PROBLEM TO WORK ON:
Whenever a line in the data contains "Cover", show that line.

GIVEN RECORDS:
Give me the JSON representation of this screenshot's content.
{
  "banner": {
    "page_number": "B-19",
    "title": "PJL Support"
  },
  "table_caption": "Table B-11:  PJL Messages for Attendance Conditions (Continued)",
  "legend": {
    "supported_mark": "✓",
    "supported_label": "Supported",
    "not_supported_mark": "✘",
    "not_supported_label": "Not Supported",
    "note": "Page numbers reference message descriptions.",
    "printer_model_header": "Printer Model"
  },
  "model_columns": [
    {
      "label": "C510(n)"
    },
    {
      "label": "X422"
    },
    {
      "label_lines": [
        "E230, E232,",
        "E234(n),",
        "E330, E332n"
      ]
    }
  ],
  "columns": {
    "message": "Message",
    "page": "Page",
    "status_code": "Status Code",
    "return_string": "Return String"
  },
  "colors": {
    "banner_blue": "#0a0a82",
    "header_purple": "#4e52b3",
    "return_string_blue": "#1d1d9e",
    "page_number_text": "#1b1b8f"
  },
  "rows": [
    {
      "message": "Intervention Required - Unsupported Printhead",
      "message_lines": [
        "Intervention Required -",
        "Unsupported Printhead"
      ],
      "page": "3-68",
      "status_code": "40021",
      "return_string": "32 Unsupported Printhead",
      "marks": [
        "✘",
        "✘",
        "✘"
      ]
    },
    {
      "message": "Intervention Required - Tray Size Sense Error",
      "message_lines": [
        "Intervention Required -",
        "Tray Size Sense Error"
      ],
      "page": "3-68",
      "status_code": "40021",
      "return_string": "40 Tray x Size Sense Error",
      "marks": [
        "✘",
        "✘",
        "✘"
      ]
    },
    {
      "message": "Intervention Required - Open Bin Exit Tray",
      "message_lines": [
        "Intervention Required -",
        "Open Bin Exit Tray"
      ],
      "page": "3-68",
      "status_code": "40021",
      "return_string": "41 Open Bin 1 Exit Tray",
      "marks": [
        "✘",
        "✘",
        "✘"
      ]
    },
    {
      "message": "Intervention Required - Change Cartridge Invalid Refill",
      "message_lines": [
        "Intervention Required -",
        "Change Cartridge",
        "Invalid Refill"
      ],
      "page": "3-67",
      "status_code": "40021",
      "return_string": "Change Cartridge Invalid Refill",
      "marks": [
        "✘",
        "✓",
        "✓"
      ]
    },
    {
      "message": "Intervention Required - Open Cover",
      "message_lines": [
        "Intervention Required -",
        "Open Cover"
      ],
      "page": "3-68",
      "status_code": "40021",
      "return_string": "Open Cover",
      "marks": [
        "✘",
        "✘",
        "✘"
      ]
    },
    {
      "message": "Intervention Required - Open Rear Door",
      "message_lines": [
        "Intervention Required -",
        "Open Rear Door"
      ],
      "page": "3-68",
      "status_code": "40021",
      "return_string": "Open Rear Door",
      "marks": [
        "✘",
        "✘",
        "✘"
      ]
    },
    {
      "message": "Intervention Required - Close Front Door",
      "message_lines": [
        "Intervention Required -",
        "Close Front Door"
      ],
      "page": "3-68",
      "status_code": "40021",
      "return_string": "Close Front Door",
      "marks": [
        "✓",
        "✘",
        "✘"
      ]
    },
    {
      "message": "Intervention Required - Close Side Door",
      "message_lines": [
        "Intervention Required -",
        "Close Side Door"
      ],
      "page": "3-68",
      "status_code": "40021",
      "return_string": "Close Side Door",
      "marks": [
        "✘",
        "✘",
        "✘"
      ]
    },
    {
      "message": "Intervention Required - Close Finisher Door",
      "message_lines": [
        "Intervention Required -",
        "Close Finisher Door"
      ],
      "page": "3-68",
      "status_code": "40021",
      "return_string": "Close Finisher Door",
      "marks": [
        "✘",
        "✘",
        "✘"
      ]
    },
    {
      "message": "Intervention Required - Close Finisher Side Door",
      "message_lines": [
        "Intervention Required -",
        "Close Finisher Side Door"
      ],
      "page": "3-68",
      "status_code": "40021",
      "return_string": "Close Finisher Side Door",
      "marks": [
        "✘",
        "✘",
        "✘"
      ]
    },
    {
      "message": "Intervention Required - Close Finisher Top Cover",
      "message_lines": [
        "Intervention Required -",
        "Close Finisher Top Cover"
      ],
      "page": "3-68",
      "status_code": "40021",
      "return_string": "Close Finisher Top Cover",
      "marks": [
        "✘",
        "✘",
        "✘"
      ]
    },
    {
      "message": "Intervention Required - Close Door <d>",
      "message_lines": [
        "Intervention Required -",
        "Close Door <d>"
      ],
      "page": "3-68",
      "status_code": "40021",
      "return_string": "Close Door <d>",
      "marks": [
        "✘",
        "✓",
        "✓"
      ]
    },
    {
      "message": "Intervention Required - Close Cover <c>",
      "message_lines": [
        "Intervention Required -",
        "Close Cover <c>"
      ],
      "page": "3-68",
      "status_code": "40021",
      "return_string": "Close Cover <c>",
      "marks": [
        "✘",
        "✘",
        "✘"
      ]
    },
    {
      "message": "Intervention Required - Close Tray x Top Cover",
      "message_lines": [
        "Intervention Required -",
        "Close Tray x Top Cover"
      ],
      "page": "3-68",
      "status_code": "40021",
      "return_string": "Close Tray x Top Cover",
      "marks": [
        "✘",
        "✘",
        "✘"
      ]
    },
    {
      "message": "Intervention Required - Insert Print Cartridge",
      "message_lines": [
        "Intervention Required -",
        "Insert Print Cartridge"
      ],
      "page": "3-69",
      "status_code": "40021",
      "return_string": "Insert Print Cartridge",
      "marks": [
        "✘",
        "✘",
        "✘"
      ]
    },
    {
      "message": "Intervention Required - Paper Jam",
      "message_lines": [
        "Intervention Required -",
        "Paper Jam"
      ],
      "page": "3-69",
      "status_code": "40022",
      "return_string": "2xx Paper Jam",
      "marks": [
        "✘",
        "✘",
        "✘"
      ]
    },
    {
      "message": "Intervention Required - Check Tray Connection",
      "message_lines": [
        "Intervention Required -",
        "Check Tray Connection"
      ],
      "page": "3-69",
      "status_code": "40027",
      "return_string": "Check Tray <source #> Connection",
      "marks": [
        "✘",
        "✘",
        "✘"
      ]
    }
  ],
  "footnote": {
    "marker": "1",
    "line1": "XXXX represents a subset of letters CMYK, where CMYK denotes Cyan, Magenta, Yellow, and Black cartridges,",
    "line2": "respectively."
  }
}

TASK OUTPUT:
      "message": "Intervention Required - Open Cover",
        "Open Cover"
      "return_string": "Open Cover",
      "message": "Intervention Required - Close Finisher Top Cover",
        "Close Finisher Top Cover"
      "return_string": "Close Finisher Top Cover",
      "message": "Intervention Required - Close Cover <c>",
        "Close Cover <c>"
      "return_string": "Close Cover <c>",
      "message": "Intervention Required - Close Tray x Top Cover",
        "Close Tray x Top Cover"
      "return_string": "Close Tray x Top Cover",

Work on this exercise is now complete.